The national and European authorities are determined to wipe out all cartel activity in British construction, and they have to means to do it, too. You have been warned

The Competition Appeal Tribunal recently upheld the OFT’s decision to fine a group of roofing contractors for bid rigging (see 4 March, page 16). Afterwards, Sir John Vickers, chairman of the OFT, commented: “Evidence on cartel activity in the construction sector is mounting. This is likely to be the first in a series of construction cartel cases”.

His is the latest in a long line of warnings to the construction industry – the OFT has recently made similar noises in its annual plan for 2005/6 (see 12 January, page 52). The watchdog’s policy division has confirmed that its construction focus is driven by “a number of live competition enforcement cases”, which pick up on two of its chosen priorities – construction and public procurement.

The OFT has made clear that it will punish violations severely, possibly with fines of up to 10% of worldwide turnover. The double-glazing and roofing companies that have so far been caught out have had to hand over more than £2m; and with a solid track record so far for having cartel decisions upheld by the Competition Appeal Tribunal, the OFT will be confident of taking more enforcement action.

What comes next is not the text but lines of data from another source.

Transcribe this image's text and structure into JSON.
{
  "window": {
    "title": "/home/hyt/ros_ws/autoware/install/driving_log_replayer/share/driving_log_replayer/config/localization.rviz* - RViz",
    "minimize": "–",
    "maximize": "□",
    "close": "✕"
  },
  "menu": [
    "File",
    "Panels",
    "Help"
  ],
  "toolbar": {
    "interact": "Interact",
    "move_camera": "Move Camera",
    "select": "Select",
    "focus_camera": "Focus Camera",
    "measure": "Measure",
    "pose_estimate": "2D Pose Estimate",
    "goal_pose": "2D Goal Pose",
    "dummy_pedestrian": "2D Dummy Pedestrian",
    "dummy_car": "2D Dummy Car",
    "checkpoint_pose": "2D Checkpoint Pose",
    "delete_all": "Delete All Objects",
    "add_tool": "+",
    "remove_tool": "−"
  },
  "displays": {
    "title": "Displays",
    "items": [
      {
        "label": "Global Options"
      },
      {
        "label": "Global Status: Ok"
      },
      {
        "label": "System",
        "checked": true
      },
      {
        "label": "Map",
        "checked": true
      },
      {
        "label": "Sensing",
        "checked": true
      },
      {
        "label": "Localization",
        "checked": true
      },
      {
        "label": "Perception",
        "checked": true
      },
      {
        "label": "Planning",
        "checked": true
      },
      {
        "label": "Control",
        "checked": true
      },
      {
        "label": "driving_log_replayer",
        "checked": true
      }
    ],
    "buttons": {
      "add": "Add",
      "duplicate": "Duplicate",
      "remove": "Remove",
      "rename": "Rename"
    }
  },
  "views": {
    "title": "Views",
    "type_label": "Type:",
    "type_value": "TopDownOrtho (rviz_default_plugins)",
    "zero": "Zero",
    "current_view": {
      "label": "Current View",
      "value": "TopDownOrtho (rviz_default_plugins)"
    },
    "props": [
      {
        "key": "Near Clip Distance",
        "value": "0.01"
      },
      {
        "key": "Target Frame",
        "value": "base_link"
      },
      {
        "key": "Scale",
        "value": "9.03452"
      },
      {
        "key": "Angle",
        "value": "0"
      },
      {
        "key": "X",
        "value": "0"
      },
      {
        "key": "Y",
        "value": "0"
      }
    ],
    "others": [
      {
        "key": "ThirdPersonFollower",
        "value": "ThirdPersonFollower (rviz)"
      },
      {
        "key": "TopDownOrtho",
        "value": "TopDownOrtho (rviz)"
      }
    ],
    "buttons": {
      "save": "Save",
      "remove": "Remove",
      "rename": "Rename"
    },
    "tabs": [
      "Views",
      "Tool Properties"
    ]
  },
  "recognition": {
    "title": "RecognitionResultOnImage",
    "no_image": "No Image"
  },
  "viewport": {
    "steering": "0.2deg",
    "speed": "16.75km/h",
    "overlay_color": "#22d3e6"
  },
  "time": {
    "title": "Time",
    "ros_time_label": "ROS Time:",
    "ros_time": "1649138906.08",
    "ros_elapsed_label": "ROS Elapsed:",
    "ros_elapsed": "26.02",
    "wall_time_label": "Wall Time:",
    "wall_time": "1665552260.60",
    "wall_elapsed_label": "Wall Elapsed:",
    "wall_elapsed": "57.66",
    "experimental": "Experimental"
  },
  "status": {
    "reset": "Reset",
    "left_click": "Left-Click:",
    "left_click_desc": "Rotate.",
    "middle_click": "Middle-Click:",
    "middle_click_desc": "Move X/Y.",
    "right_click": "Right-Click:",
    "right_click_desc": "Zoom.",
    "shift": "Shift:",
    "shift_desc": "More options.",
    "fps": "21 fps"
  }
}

But the problem in the UK is as nothing compared with cartel behaviour at the European level. More than one-quarter of all European commission cartel decisions have related to the construction industry, and have resulted in a staggering total of €1.5bn (£1bn) fines. Whether it is beams, pipes, bars, tubes, cement or roofing felt, European companies have tried to cartelise the lot. The commission may have started gently, imposing a fine of €1m (£700,000) on a roofing-felt cartel in 1986, but by 2002 it had slapped a fine of €250m (£170m) on one company and its second largest overall fine, of €78m (£330m), on a plasterboard cartel.

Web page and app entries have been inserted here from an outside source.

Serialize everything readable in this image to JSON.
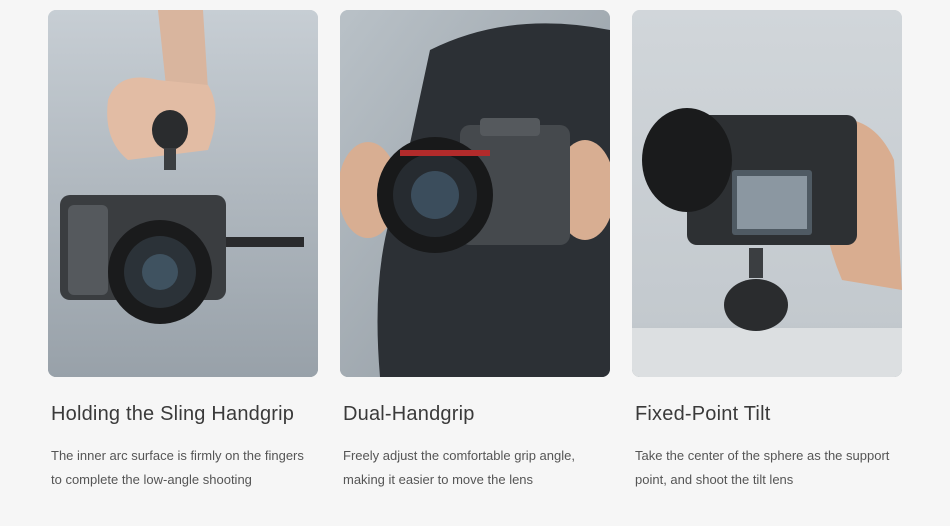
{
  "features": [
    {
      "title": "Holding the Sling Handgrip",
      "desc": [
        "The inner arc surface is firmly on the fingers",
        "to complete the low-angle shooting"
      ],
      "photo": "camera-cage-sling-handgrip-photo"
    },
    {
      "title": "Dual-Handgrip",
      "desc": [
        "Freely adjust the comfortable grip angle,",
        "making it easier to move the lens"
      ],
      "photo": "camera-cage-dual-handgrip-photo"
    },
    {
      "title": "Fixed-Point Tilt",
      "desc": [
        "Take the center of the sphere as the support",
        "point, and shoot the tilt lens"
      ],
      "photo": "camera-cage-tilt-photo"
    }
  ],
  "colors": {
    "background": "#f6f6f6",
    "title": "#3a3a3a",
    "text": "#555555"
  }
}
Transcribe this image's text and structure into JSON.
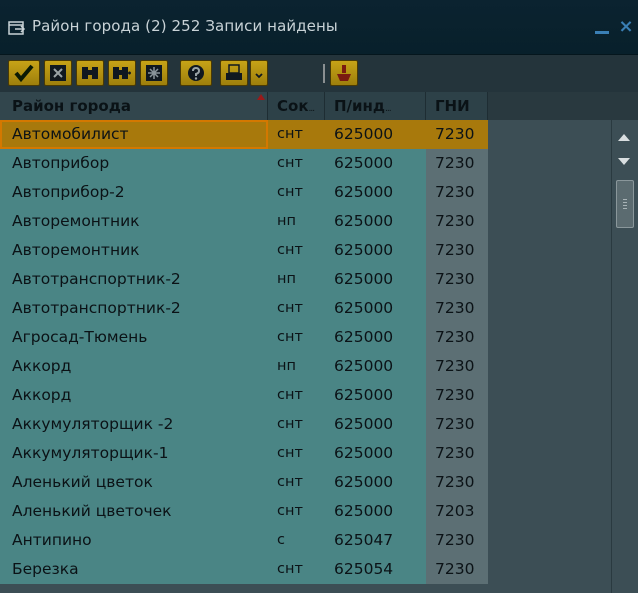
{
  "window": {
    "title": "Район города (2)  252 Записи найдены",
    "close_glyph": "×"
  },
  "toolbar": {
    "buttons": [
      {
        "icon": "checkmark-icon",
        "tooltip": ""
      },
      {
        "icon": "cancel-icon",
        "tooltip": ""
      },
      {
        "icon": "find-icon",
        "tooltip": ""
      },
      {
        "icon": "find-next-icon",
        "tooltip": ""
      },
      {
        "icon": "settings-icon",
        "tooltip": ""
      },
      {
        "icon": "help-icon",
        "tooltip": ""
      },
      {
        "icon": "print-icon",
        "tooltip": ""
      },
      {
        "icon": "dropdown-icon",
        "tooltip": ""
      },
      {
        "icon": "filter-icon",
        "tooltip": ""
      }
    ]
  },
  "table": {
    "columns": {
      "city": "Район города",
      "sok": "Сок",
      "post": "П/инд",
      "gni": "ГНИ",
      "ellipsis": "..."
    },
    "rows": [
      {
        "city": "Автомобилист",
        "sok": "снт",
        "post": "625000",
        "gni": "7230"
      },
      {
        "city": "Автоприбор",
        "sok": "снт",
        "post": "625000",
        "gni": "7230"
      },
      {
        "city": "Автоприбор-2",
        "sok": "снт",
        "post": "625000",
        "gni": "7230"
      },
      {
        "city": "Авторемонтник",
        "sok": "нп",
        "post": "625000",
        "gni": "7230"
      },
      {
        "city": "Авторемонтник",
        "sok": "снт",
        "post": "625000",
        "gni": "7230"
      },
      {
        "city": "Автотранспортник-2",
        "sok": "нп",
        "post": "625000",
        "gni": "7230"
      },
      {
        "city": "Автотранспортник-2",
        "sok": "снт",
        "post": "625000",
        "gni": "7230"
      },
      {
        "city": "Агросад-Тюмень",
        "sok": "снт",
        "post": "625000",
        "gni": "7230"
      },
      {
        "city": "Аккорд",
        "sok": "нп",
        "post": "625000",
        "gni": "7230"
      },
      {
        "city": "Аккорд",
        "sok": "снт",
        "post": "625000",
        "gni": "7230"
      },
      {
        "city": "Аккумуляторщик -2",
        "sok": "снт",
        "post": "625000",
        "gni": "7230"
      },
      {
        "city": "Аккумуляторщик-1",
        "sok": "снт",
        "post": "625000",
        "gni": "7230"
      },
      {
        "city": "Аленький цветок",
        "sok": "снт",
        "post": "625000",
        "gni": "7230"
      },
      {
        "city": "Аленький цветочек",
        "sok": "снт",
        "post": "625000",
        "gni": "7203"
      },
      {
        "city": "Антипино",
        "sok": "с",
        "post": "625047",
        "gni": "7230"
      },
      {
        "city": "Березка",
        "sok": "снт",
        "post": "625054",
        "gni": "7230"
      }
    ],
    "selected_index": 0
  },
  "colors": {
    "selection": "#a8790c",
    "row_bg": "#4a8585",
    "toolbar_button": "#c7a317"
  }
}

It was in the plasterboard case that Mario Monti, the former commissioner for competition, singled out the construction industry for special attention. He stated that: “The building industry is the pulse of the economy. The substantial amount of the fine reflects the size of the market, the impact of the illicit agreement on the consumer and the repeated infringement of the competition rules by two of the companies.

The commission is focusing its drive to stamp out cartels on the key sectors of the European economy, where its action can directly improve the wellbeing of consumers, as is the case here.”

And if ever there was an indication of things to come, look no further than the Netherlands, where a special team has been set up to tackle cartel activity in the construction sector. By 2003, the team had imposed 26 fines on construction companies in six cartel cases involving price-fixing, market-sharing and bid-rigging. In fact, evidence of cartels in the construction industry proved to be so abundant that a special leniency procedure had to be introduced in 2004 to cope with nearly 400 notifications, involving, to date, fines of some *135m (£90m) for nearly 350 construction companies.

If developments in Europe are anything to go by, the UK construction industry has every reason to be wary. This is partly because of the fines imposed by the authorities, but also because regulators are increasingly confident of having their decisions upheld in court. The industry can expect more prosecutions, and if found guilty, a firm can then be sued by those that have suffered loss.

Added this, the authorities have improved their effectiveness by creating a special court designed to cartel claims, and enforcement has become a central pillar of the European commission’s modernisation programme.

And although companies face the risk of financial loss, individuals engaged in cartel activity in the UK may also be liable to criminal prosecution. If found guilty, they could face prison sentences of up to five years, fines and, for directors, disqualification from office. With the competition authorities buoyed by their recent successes, the risks for the construction industry are increasingly tangible. The need to review business practices and consider educational programmes to ensure long-term compliance with the rules has never been more pressing.

Salim Gunny is a solicitor in the competition law team at CMS Cameron McKenna